PROBLEM ->
Tell how many lines in the records contain the word "time"; the number alone is the answer.

[Data records for software interfaces]
++++++

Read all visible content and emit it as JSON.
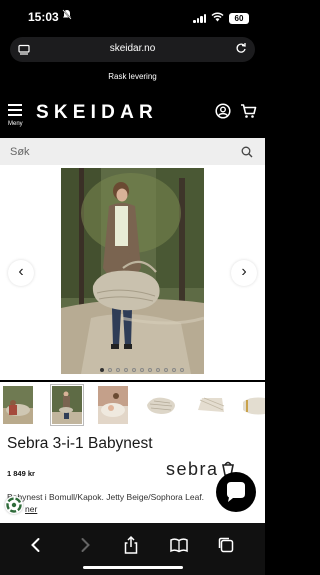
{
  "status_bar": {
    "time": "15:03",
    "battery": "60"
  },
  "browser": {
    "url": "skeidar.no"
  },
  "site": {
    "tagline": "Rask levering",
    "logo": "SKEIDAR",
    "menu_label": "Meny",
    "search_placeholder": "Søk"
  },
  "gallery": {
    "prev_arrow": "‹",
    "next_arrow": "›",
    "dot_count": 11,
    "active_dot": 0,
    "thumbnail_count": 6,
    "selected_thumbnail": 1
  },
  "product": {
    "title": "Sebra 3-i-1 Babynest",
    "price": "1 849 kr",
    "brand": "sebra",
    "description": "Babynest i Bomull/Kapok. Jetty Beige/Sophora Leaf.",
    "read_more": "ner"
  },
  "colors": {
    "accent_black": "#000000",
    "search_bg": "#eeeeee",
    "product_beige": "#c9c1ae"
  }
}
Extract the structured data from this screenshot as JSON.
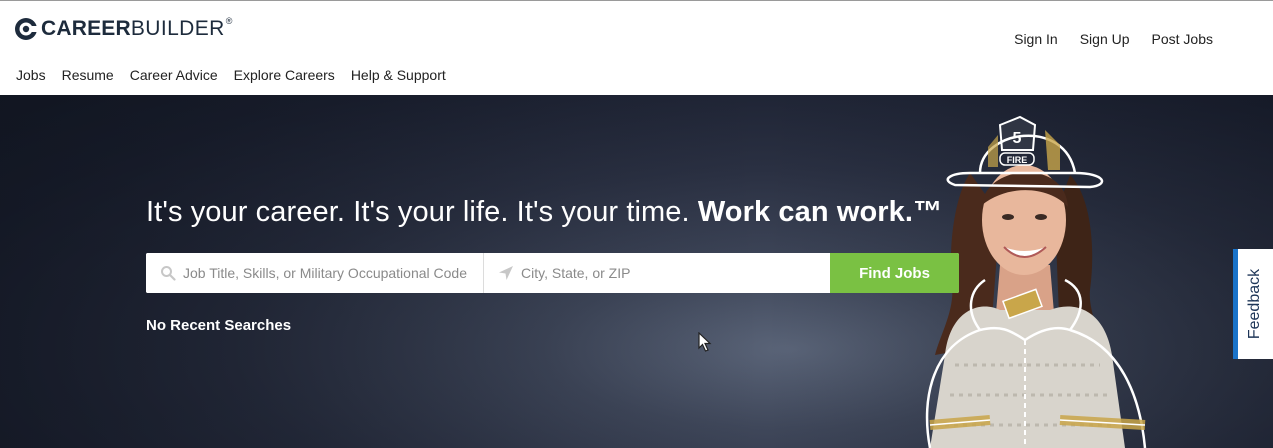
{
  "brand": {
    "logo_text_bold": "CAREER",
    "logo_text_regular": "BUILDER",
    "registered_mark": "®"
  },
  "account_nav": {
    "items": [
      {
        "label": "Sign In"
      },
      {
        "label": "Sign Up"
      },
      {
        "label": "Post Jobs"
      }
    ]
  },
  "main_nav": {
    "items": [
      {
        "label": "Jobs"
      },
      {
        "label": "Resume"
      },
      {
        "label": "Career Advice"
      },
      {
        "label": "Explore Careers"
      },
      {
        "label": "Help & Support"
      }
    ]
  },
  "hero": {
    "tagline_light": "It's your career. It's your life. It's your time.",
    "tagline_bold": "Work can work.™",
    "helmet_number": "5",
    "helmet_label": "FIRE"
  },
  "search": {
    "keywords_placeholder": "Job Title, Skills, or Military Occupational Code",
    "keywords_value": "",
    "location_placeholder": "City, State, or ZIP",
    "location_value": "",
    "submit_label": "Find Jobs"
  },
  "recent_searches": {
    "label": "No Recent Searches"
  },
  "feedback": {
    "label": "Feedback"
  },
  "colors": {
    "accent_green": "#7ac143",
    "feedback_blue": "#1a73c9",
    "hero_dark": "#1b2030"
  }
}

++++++

YOUR SOLUTION ->
2